Former classmates and friends will meet at the homecoming parade Friday night and tailgate before the game. Saturday night will feature a barn party at Mallard Stables.
If you or someone you know graduated with this class, visit the reunion Web site at www.dhs1977.myevent.com or call Suzy Baggett, 355-6858, or Michael Rudie Plemons, 355-1753.
Look for more exciting reunion details as this draws near.
Bud and Juanell Self celebrated their 50th wedding anniversary on an Alaskan cruise in May with friends Frank and Linda Little of Decatur.
Then on June 1, they marked their actual wedding date with a dinner and cut a miniature wedding cake at the home of their oldest son and wife, Michael and Resa Self, in Fayetteville, Tenn. Their granddaughter Maria served as a hostess for the evening.
Then they continued to celebrate with a visit to Crowley, Texas, where their youngest son and wife, Greg and Hortensia Self, and grandsons Gregory Jr. and Daniel live. Their daughter, Susan Roberts of the Birmingham area, joined them in Texas, where festivities included a dinner at the Reata Restaurant in Fort Worth and a George Jones concert at Bass Hall.
The couple have four other grandchildren from the Birmingham area: Sarah Darby, James, Rachel and Joseph Roberts.
The Selfs married June 1, 1957, in Ensley Community Church, Birmingham.
That was the year he graduated from Auburn University with a degree in electrical engineering. He served five years in the Navy as a pilot and retired with Prestolite Wire in 1994 after serving as plant manager. They now live in Fayetteville.
That’s all for now. It’s been great chattin’ with ya!

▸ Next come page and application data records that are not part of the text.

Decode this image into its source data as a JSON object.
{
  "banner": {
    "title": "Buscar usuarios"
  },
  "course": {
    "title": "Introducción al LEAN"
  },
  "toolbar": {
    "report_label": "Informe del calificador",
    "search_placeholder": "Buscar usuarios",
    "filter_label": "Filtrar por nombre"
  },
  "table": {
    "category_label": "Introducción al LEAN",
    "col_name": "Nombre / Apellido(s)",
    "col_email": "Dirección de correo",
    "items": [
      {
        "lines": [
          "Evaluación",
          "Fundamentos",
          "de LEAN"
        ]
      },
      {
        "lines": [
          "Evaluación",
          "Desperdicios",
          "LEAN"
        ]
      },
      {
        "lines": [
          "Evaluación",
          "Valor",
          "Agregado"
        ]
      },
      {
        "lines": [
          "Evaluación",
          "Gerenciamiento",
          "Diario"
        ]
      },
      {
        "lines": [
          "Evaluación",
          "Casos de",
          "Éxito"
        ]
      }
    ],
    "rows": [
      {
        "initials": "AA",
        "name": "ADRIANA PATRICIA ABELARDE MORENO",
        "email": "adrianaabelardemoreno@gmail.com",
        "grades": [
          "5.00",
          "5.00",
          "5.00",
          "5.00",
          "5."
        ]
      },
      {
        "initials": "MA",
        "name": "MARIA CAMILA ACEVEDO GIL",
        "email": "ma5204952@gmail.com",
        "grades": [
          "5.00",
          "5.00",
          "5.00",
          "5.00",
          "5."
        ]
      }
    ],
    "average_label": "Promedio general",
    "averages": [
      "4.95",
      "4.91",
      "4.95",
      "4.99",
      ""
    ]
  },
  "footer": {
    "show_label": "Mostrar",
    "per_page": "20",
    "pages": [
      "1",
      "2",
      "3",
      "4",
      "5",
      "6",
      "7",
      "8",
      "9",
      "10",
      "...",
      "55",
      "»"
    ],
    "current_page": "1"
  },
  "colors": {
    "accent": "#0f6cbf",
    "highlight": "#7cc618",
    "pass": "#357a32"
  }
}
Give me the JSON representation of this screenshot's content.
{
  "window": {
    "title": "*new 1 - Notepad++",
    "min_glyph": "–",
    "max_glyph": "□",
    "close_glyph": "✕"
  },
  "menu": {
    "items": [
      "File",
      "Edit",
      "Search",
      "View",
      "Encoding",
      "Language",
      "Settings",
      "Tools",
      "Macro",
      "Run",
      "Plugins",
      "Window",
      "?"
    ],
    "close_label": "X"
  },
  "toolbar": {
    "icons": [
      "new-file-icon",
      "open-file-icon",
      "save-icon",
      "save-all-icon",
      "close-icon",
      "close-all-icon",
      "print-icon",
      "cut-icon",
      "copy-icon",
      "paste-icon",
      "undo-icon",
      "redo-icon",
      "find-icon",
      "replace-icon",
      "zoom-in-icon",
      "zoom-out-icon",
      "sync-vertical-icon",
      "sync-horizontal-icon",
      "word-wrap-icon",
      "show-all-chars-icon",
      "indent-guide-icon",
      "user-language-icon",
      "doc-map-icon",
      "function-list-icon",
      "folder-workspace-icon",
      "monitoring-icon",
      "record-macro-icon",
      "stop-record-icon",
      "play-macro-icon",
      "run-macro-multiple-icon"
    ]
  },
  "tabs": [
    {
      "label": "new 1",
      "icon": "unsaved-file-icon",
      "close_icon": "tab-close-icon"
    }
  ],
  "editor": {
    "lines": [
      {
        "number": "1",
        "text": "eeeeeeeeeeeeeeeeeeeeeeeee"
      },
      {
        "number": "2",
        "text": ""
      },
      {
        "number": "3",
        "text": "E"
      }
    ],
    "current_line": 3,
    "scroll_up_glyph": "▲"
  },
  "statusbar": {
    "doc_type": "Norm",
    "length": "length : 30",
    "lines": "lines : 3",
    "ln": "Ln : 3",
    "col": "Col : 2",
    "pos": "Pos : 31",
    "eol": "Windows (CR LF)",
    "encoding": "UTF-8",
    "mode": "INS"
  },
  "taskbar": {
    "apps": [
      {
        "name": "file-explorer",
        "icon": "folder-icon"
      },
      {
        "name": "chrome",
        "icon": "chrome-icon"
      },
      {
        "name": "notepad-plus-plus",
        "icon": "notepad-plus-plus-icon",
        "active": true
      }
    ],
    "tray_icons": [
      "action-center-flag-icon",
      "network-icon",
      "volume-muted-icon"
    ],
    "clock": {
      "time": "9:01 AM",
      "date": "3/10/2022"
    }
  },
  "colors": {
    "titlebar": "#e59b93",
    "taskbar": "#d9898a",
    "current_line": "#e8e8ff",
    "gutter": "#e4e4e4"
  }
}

Let me know what is going on in your little corner of the world. If it’s special to you and features any of the great people who live in our community, then it will make a great Chatterbox item. Just e-mail me at email@example.com, or call me at 350-5730. I look forward to hearing from you.